Two steps forward and one step back. Baltimore’s bike share system, which went through years of fits and starts before finally launching last year, will be temporarily shut down Sunday to address recurring theft, vandalism and maintenance problems this summer. Local bicyclists began noticing—and documenting on social media—empty stations and a shortage of available bikes across the city over the past few weeks. Officially, the bike share program will be offline beginning Sunday.
It’s impossible to measure the positive public relations Boog has generated for the O’s since their move to Camden Yards. As PressBox founder and publisher Stan “The Fan” Charles notes, several teams have tried to replicate the success of Boog’s BBQ, the Phillies, for example, with Greg “The Bull” Luzinski at Citizens Bank Park, but none compare to Boog’s success, which took everybody by surprise—including Boog—when he opened his stand on April 6, 1992.
With the game still scoreless after a dozen minutes, Fiona Guinan snatches a baseball-sized white sphere skittering across the grassy field with her bare hand. She quickly tosses it a few inches above her waist, and then, in a single motion, like a right-handed Chris Davis, but on the run, swings her open-faced wooden stick and bashes a long, rising fly ball through the uprights for the game’s first tally.
Muck Rack makes it simple to find people, tweets, or articles that mention any name, keyword, company, hashtag etc. We've compiled this guide to help you make the most of your search.
Selecting a term
Start searching tweets, articles from media outlets, articles mentioned in tweets, journalists'
names, titles and bios with some suggested searches:
Companies or Topics (e.g. iPhone, Microsoft)
Phrases (e.g. "cloud computing") — use quotes to keep the terms together
Twitter handles (e.g. @username) — returns those who have mentioned or replied to
Names (e.g. "David Pogue")
Hashtags (e.g. #sxsw, #london2012)
Bio details (e.g. vegan, Olympics, father)
Muck Rack's Advanced Search allows for many boolean operators.
Find results that mention multiple specified terms, use AND or
+. For example, ensure each result contains both Elon Musk and Mark Zuckerberg by
searching Obama AND Romney or Obama + Romney.
Use the operators OR or , to broaden your search when you'd like either of
multiple terms to appear in results. (This is the default behavior of our search when no operators
are used.) For example, search for democrat OR republican to find results that refer to
Democrats and/or Republicans.
Use NOT or - to subtract results from your search. For
example, searching Disney will yield results about the Walt Disney Company as well as Walt Disney
World Resort. To exclude mentions of Disney World, search for Disney -World or Disney
When using one of these operators with a phrase, enclose it in quotation marks. For example, you can
find results about smartphones excluding Apple's iPhone 4S by searching smartphone -"iPhone
Exact case matching or punctuation
If you're searching for a brand name or keyword that relies on specific punctuation marks or capitalization, you can
find results that match your exact query by adding matchcase: before the keyword you're searching for, like matchcase:E*TRADE .

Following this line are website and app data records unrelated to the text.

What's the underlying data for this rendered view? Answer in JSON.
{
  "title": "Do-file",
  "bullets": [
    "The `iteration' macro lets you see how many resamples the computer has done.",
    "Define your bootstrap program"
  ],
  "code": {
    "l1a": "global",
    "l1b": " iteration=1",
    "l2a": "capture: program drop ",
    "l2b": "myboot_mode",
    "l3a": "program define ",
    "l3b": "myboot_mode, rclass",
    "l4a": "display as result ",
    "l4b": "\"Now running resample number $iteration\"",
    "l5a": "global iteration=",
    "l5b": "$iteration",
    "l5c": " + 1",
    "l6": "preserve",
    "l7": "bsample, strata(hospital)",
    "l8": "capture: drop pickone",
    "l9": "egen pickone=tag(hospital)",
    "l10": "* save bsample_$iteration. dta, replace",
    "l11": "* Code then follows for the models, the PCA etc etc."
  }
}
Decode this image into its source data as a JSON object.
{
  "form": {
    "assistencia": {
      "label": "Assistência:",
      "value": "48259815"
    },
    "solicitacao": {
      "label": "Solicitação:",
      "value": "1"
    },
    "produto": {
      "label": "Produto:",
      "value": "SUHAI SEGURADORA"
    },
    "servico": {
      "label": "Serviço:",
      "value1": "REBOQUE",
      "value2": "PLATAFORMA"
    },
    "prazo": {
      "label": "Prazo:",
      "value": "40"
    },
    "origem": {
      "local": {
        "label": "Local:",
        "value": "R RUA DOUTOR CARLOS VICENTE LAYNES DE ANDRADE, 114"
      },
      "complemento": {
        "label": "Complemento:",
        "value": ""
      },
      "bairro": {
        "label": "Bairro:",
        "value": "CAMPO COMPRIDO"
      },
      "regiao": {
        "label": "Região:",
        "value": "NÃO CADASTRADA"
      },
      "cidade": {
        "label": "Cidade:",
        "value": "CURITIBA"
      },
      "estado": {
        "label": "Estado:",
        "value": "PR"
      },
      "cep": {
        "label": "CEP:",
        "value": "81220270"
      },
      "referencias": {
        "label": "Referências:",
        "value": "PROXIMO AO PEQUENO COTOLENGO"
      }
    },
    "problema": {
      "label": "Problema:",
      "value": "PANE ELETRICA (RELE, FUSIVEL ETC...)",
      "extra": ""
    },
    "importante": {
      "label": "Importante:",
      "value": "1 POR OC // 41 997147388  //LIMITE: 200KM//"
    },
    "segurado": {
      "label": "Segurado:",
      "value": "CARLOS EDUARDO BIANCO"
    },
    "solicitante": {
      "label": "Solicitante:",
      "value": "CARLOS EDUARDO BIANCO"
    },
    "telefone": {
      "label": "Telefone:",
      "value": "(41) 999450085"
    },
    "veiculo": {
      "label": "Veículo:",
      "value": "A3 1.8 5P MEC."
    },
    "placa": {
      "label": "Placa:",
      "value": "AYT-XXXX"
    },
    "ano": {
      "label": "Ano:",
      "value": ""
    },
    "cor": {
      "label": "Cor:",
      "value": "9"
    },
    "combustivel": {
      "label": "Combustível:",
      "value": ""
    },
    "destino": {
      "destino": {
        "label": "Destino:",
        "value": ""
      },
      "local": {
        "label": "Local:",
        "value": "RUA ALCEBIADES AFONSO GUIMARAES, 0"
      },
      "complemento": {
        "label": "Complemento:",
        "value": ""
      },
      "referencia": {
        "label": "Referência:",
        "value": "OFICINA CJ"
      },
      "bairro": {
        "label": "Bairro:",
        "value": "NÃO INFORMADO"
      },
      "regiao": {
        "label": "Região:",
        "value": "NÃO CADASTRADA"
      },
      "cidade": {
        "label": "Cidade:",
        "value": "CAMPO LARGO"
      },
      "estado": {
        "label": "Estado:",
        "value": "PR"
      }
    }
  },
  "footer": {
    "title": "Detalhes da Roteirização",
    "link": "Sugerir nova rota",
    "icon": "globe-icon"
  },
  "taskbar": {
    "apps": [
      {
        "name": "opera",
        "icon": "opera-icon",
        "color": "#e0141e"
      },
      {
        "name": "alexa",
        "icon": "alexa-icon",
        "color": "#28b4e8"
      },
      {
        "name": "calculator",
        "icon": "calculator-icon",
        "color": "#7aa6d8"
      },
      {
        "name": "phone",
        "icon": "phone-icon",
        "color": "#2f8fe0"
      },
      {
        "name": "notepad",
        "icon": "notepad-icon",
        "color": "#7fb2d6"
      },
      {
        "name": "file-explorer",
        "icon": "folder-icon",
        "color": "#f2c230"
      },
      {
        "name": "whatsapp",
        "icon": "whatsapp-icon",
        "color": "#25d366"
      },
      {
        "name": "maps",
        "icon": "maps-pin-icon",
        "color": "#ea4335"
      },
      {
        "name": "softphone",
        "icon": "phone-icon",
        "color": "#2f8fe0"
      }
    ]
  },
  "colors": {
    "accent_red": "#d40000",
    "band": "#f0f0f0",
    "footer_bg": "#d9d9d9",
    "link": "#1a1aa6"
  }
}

Use parentheses to separate multiple
boolean phrases. For example, to find journalists talking about having fun in Disney World or
Disneyland, search for ("disney world" OR disneyland) AND fun.
An asterisk can be used to search for any variation of a root word truncated by the asterisk. For example, searching for admin* will return results for administrator, administration, administer, administered, etc.
A near operator is an AND operator where you can control the distance between the words. You can vary the distance the near operation uses by adding a forward slash and number (between 0-99) such as strawberries NEAR/10 "whipped cream", which means the strawberries must exist within 10 words of "whipped cream".